Secondly, his vision of an Islamic political future that was rooted in religious affinities rather than based on national borders.
Thirdly, the discrepancy between his assertions that upon returning to Iran he would resume the pursuit of his religious vocation and his emergence as the dominating political figure who moved from Qom to Tehran to preside over the drafting of a new theocratic constitution and the formation of the government.
I have thought often, especially about this last observation, and discussed its core mystery with friends. This remains my question: Did Khomeini change the conception of his role upon returning to Iran, or did he hide from us either consciously or unconsciously his real game plan?
As far as I know, no one has provided a credible explanation. It may be that Khomeini during his long exile underestimated his popularity in Iran, which he reassessed after receiving such a tumultuous welcome when he returned or that he found that the liberal Islamists (such as Bani Sadr, Bazargan, Ghotbzadeh) he was relying upon to manage the government were not committed to the kind of revolutionary future that he believed to be mandated by the Iranian people.
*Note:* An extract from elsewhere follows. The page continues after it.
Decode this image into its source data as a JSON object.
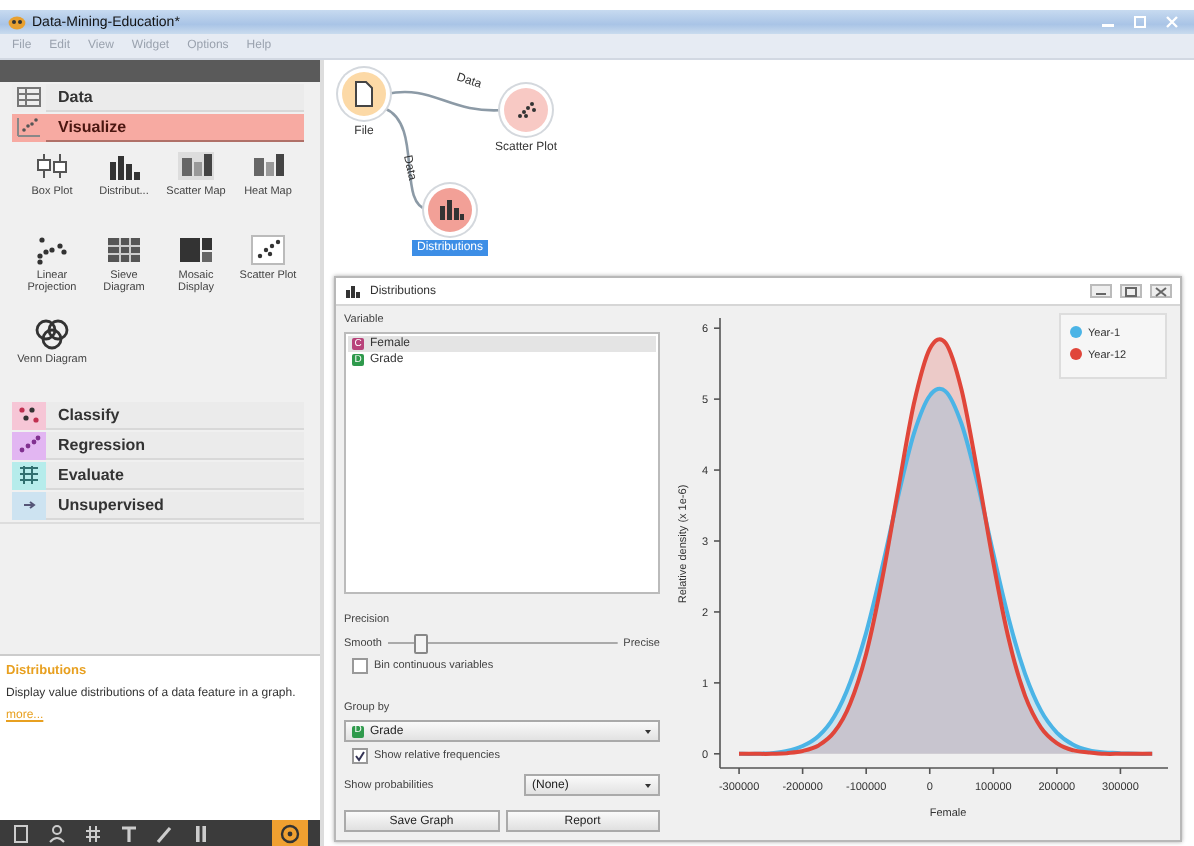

Or, upon his return he was pushed by other imams “to save the revolution” from this first wave of post-Shah politicians who had mainly lived in the West and were not trusted in Iran. However such issues are resolved, it is clear that the Islamic Republic that emerged in Iran resembled the kind of ideal design of Islamic government that Khomeini had depicted in a series of lectures on “Islamic Government”, which was published in 1970.
It is clear that the Islamic Republic that emerged in Iran resembled the kind of ideal design of Islamic government that Khomeini had depicted in a series of lectures on ‘Islamic Government’, which was published in 1970.
There is one further reflection that bears on the present course of events in the Middle East in this period, three years after the Arab Spring. Khomeini by insisting on all or nothing in the struggle against the Shah did create a transformative moment in which an Iranian transition to a truly new political order took place.
In contrast the 2011 militants in Tahrir Square were content with the removal of the despotic leader and some soft promises of democratic reforms, and ended up succumbing to a counter-revolutionary tsunami that has reconstituted the repressive Mubarak past in a more extreme form. This does not imply that what has unfolded in Iran was beneficial, only that it was a decisive break with the past, and in this crucial sense, “revolutionary”.
In this respect, Ayatollah Khomeini was a true revolutionary even if his goal was to turn the clock back when it came to modernity, including secular values.
Richard Falk is Albert G Milbank Professor Emeritus of International Law at Princeton University and Research Fellow, Orfalea Center of Global Studies. He is also the United Nations Special Rapporteur on Palestinian human rights.